Malawi Police Service has dismissed social media reports that it has recruited and trained governing Democratic Progressive Party (DPP) youth cadets, saying the assertions are propaganda to tarnish their image.
In an interview on Thursday after the police issued a statement on the issue, National Police spokesperson James Kadadzera said there are some quarters in the country that are bent on discrediting the police.
“There are people who are just disseminating propaganda news to tarnish police. This started long time ago during the campaign [in the run up to the May 21 Tripartite Elections] and it is not true. We cannot recruit cadets. We recruit people on merit,” he said.

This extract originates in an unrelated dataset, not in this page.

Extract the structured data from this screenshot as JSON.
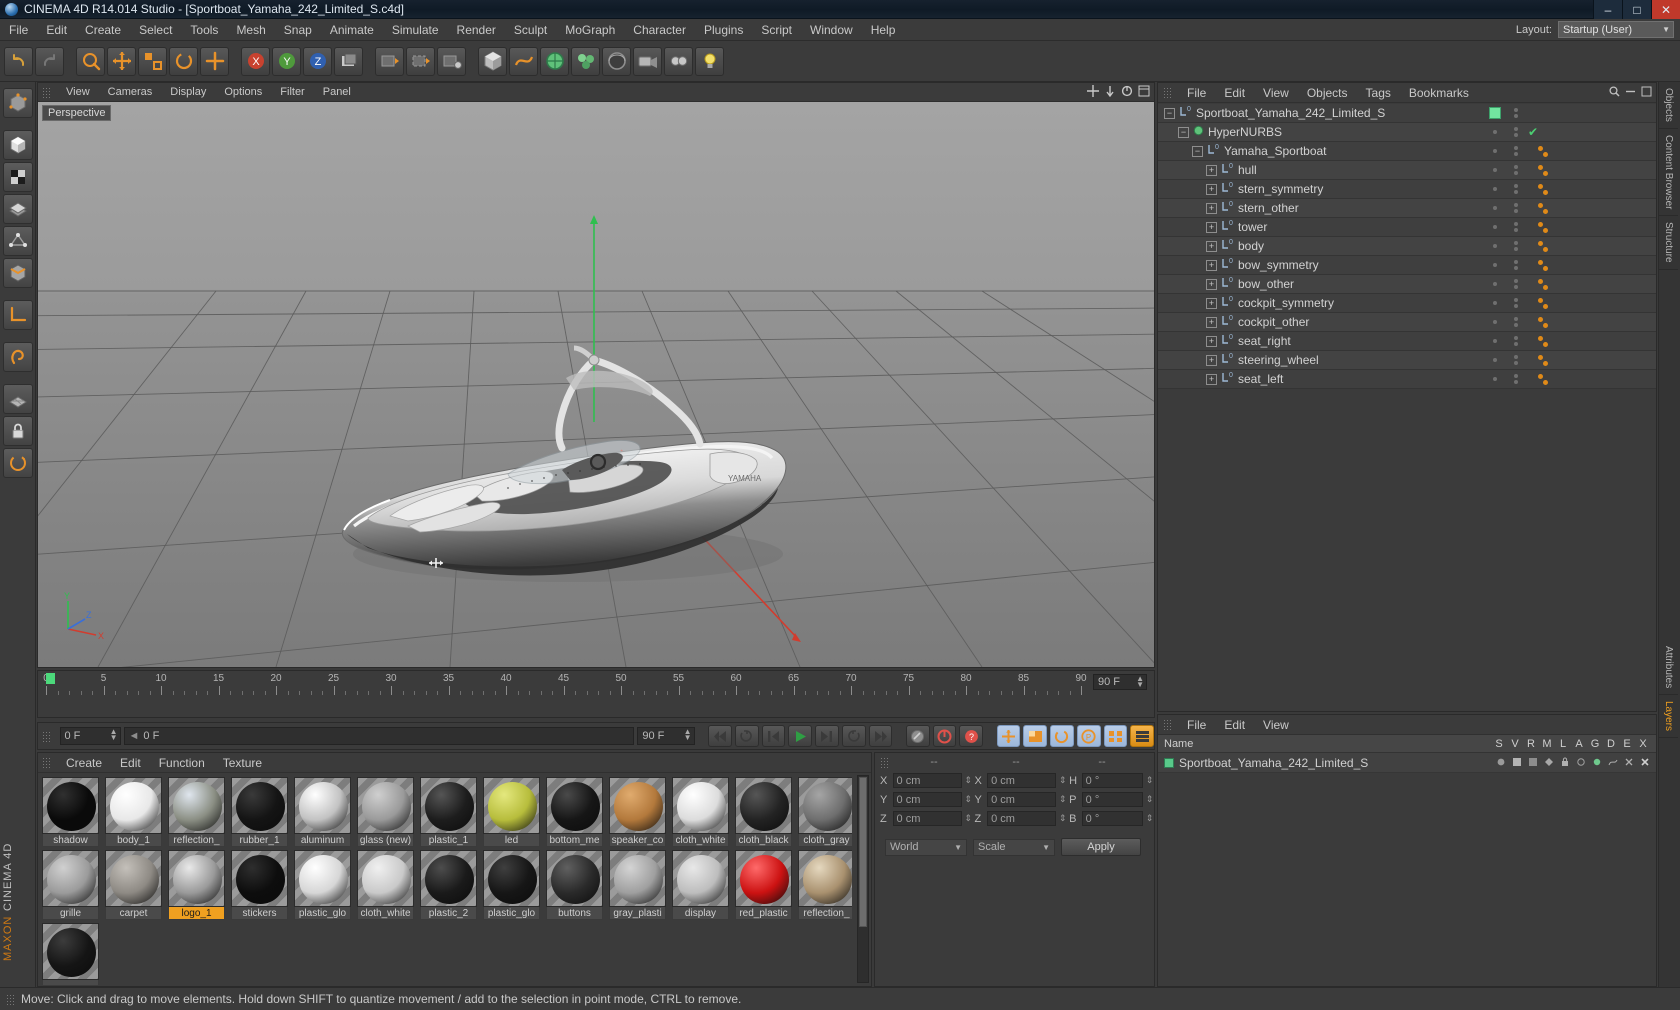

In a joint statement released by the police and the Judiciary signed by Kadadzera and Agnes Patemba, registrar of the High Court of Malawi and Malawi Supreme Court of Appeal, the two institutions said it had come to their notice that the social media was rife with reports that DPP cadets have been trained and incorporated into the police rank and file.
The statement said the social media reports allege that DPP cadets were trained for one month at Mtakataka Police Training School in Dedza.
Reads the statement: “The stories are totally untrue and mere propaganda. The truth of the matter is that the MPS was approached by the Judiciary to train their court marshals into professional security officers.
“The 60 court marshals were trained at Mtakataka Police Training School from September 22 to October 18 2019.”
The statement said High Court Judge Sylvester Kalembera was the guest of honour at the launch of the training which was covered by mainstream media houses.
Police have come under fire for allegedly being infiltrated by partisan youth cadets purportedly to unleash terror on political opponents of the ruling elite.
The perceptions have eroded the police’s public trust which has seen them struggling to control crowds during post-election protests. Malawi Defence Force (MDF) has been saving the situation by playing the role of controlling crowds.
On Wednesday this week, British High Commissioner Holly Tett bemoaned the loss of public trust in the police service, saying it compromises service delivery.
The diplomat asked police to work on restoring its public trust.
Speaking during the ceremony where Tett spoke, Southern Region Police Commissioner of Police SladgeYoosuf said the police is working with all relevant stakeholders in building a good relationship with the public.